My mom stopped baking pies about sixteen years ago, shortly after my dad was diagnosed as diabetic. This had two effects: first, it verified my instinct from childhood that my mom really cooked for my dad; we kids just got to eat the results by happy coincidence. Second, it cut off my supply of pie.
I had been blessed from birth. My grandmother and mother both made splendid pies. Plum was my dad’s favorite; I often had for my birthday peach pie instead of cake. But after the cataclysmic Pie Shutdown, I wandered the earth pieless. Life was grim.
Finally, this year, in a fit of frustration at the pathetic excuses for crusted food that vendors peddle under the unmerited name of pie, I resolved that I would learn how to make pie.
I consulted my mother, and I consulted books. I went online to answer a few specific questions. I bought flour and I bought sugar. I scoured farm markets for miles around to find the best fruit. I tried this for shortening, and that for shortening. I kept the oven hot for whole afternoons through July’s withering heat wave. Chris Seith, our summer seminarian, was pressed into service as sous chef, and loyally mustered the enthusiasm to peel and roll and taste. The rectory staff valiantly presented themselves around the kitchen island for forensic pie tastings: too this, not that enough. Try again.
We learned many things, such as how to pit cherries with a paper clip, how to dazzle with latticework, and that pies take a very long time to cool after baking, preferably overnight. We were reinforced at every draining step by the discovery that People Really Like Pie, and so we persevered. Our triumph came when Chris and I made six pies in one day to serve to the priests and seminarians at the send-off party for the new men going to the North American College in Rome. Their approval sounded more like forks scraping plates than like applause, but happy noises abounded.

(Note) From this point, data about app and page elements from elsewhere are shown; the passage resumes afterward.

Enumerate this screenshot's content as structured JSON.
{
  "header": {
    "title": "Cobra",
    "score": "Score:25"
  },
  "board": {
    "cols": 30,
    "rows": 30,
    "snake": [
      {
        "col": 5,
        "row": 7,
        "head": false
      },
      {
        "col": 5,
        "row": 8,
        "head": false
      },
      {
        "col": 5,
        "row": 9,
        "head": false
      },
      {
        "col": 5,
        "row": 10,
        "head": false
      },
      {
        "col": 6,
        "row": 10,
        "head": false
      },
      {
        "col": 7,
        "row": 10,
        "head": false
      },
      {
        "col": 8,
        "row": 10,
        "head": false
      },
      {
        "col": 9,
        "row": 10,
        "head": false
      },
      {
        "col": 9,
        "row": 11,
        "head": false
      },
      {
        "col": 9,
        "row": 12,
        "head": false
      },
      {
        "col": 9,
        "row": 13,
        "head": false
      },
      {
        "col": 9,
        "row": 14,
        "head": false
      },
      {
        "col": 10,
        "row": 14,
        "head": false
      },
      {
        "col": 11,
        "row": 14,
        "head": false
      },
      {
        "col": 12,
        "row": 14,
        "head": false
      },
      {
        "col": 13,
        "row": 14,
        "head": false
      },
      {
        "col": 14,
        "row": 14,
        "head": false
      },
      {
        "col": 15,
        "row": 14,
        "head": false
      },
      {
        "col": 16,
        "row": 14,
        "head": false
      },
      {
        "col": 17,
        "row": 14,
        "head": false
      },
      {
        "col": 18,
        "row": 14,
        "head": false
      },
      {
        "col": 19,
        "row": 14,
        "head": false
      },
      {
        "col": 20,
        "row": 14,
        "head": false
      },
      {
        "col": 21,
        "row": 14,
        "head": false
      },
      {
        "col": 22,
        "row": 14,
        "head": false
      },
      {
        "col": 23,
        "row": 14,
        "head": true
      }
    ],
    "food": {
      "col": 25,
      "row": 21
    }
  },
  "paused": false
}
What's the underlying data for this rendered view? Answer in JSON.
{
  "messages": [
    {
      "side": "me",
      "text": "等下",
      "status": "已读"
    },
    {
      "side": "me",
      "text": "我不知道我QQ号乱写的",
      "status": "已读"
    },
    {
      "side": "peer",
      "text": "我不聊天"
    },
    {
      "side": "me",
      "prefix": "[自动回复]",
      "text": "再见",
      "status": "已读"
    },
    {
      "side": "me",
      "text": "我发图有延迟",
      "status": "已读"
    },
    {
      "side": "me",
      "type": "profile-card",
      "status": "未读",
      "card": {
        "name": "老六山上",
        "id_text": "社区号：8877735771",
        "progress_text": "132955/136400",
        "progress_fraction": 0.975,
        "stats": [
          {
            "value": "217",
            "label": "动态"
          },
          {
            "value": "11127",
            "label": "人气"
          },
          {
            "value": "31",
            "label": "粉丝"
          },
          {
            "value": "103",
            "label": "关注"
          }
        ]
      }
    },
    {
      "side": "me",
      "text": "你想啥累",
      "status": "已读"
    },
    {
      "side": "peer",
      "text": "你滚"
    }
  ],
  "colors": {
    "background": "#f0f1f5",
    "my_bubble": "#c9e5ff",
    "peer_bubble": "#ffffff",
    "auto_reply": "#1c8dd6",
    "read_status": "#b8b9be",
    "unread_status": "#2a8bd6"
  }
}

I don’t know how theological it is to observe that fresh pie for breakfast is a foretaste of heaven, but far from being a diversion or a distraction, pie-baking can reveal the truth to those who care to learn it. The other morning as I rolled out some chilled dough that a few hours earlier had been flour, shortening (what type is my secret), water, and a pinch of salt, I marveled at how these few basic elements had become a completely new thing, with no distinction of their individual selves.
Because there is a word for what you do to diverse ingredients when you bring them together in such a way that they can no longer be separated, and they become a new thing. Do you know what that word is? You marry them.